* [WHAT NEEDS TO BE DONE]
Restate the records in full, keeping every word as it is.

(Dataset rows describing interfaces)
-- Opening Marker --

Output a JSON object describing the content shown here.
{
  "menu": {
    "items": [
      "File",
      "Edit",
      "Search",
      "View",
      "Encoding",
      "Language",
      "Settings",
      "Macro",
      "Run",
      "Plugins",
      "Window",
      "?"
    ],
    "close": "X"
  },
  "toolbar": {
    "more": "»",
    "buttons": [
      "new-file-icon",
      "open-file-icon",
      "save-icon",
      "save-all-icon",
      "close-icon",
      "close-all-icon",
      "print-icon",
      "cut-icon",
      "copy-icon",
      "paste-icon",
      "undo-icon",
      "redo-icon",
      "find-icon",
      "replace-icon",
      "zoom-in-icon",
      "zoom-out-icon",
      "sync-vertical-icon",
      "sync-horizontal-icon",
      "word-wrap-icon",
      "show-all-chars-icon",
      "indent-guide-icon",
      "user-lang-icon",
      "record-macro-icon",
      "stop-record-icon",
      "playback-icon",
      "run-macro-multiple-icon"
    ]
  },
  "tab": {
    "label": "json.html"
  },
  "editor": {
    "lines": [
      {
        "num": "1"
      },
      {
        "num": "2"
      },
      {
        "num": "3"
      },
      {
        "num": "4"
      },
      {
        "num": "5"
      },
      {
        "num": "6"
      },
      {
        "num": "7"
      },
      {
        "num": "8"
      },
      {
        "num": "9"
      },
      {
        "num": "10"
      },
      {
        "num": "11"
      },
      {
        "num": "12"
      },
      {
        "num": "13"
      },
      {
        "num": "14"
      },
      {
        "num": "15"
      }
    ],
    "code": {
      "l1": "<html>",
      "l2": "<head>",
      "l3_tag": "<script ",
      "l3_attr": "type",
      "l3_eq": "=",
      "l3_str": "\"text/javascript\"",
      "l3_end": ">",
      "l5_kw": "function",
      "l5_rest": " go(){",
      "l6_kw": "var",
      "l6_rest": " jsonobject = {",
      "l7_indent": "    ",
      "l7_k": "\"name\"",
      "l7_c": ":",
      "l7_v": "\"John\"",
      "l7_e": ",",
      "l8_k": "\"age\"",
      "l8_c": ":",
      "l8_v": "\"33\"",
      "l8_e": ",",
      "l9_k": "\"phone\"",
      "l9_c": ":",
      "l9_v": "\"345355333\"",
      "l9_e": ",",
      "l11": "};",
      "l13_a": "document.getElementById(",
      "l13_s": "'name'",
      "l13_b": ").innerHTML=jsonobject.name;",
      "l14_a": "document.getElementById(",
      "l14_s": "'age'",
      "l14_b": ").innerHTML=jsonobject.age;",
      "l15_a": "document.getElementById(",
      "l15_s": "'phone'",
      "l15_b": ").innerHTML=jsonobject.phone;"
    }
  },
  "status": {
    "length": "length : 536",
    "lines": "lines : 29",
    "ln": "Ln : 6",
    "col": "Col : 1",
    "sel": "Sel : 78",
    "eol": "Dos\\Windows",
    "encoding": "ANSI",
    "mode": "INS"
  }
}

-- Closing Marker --

* [PROBLEM SOLUTION]
Output a JSON object describing the content shown here.
{
  "menu": {
    "items": [
      "File",
      "Edit",
      "Search",
      "View",
      "Encoding",
      "Language",
      "Settings",
      "Macro",
      "Run",
      "Plugins",
      "Window",
      "?"
    ],
    "close": "X"
  },
  "toolbar": {
    "more": "»",
    "buttons": [
      "new-file-icon",
      "open-file-icon",
      "save-icon",
      "save-all-icon",
      "close-icon",
      "close-all-icon",
      "print-icon",
      "cut-icon",
      "copy-icon",
      "paste-icon",
      "undo-icon",
      "redo-icon",
      "find-icon",
      "replace-icon",
      "zoom-in-icon",
      "zoom-out-icon",
      "sync-vertical-icon",
      "sync-horizontal-icon",
      "word-wrap-icon",
      "show-all-chars-icon",
      "indent-guide-icon",
      "user-lang-icon",
      "record-macro-icon",
      "stop-record-icon",
      "playback-icon",
      "run-macro-multiple-icon"
    ]
  },
  "tab": {
    "label": "json.html"
  },
  "editor": {
    "lines": [
      {
        "num": "1"
      },
      {
        "num": "2"
      },
      {
        "num": "3"
      },
      {
        "num": "4"
      },
      {
        "num": "5"
      },
      {
        "num": "6"
      },
      {
        "num": "7"
      },
      {
        "num": "8"
      },
      {
        "num": "9"
      },
      {
        "num": "10"
      },
      {
        "num": "11"
      },
      {
        "num": "12"
      },
      {
        "num": "13"
      },
      {
        "num": "14"
      },
      {
        "num": "15"
      }
    ],
    "code": {
      "l1": "<html>",
      "l2": "<head>",
      "l3_tag": "<script ",
      "l3_attr": "type",
      "l3_eq": "=",
      "l3_str": "\"text/javascript\"",
      "l3_end": ">",
      "l5_kw": "function",
      "l5_rest": " go(){",
      "l6_kw": "var",
      "l6_rest": " jsonobject = {",
      "l7_indent": "    ",
      "l7_k": "\"name\"",
      "l7_c": ":",
      "l7_v": "\"John\"",
      "l7_e": ",",
      "l8_k": "\"age\"",
      "l8_c": ":",
      "l8_v": "\"33\"",
      "l8_e": ",",
      "l9_k": "\"phone\"",
      "l9_c": ":",
      "l9_v": "\"345355333\"",
      "l9_e": ",",
      "l11": "};",
      "l13_a": "document.getElementById(",
      "l13_s": "'name'",
      "l13_b": ").innerHTML=jsonobject.name;",
      "l14_a": "document.getElementById(",
      "l14_s": "'age'",
      "l14_b": ").innerHTML=jsonobject.age;",
      "l15_a": "document.getElementById(",
      "l15_s": "'phone'",
      "l15_b": ").innerHTML=jsonobject.phone;"
    }
  },
  "status": {
    "length": "length : 536",
    "lines": "lines : 29",
    "ln": "Ln : 6",
    "col": "Col : 1",
    "sel": "Sel : 78",
    "eol": "Dos\\Windows",
    "encoding": "ANSI",
    "mode": "INS"
  }
}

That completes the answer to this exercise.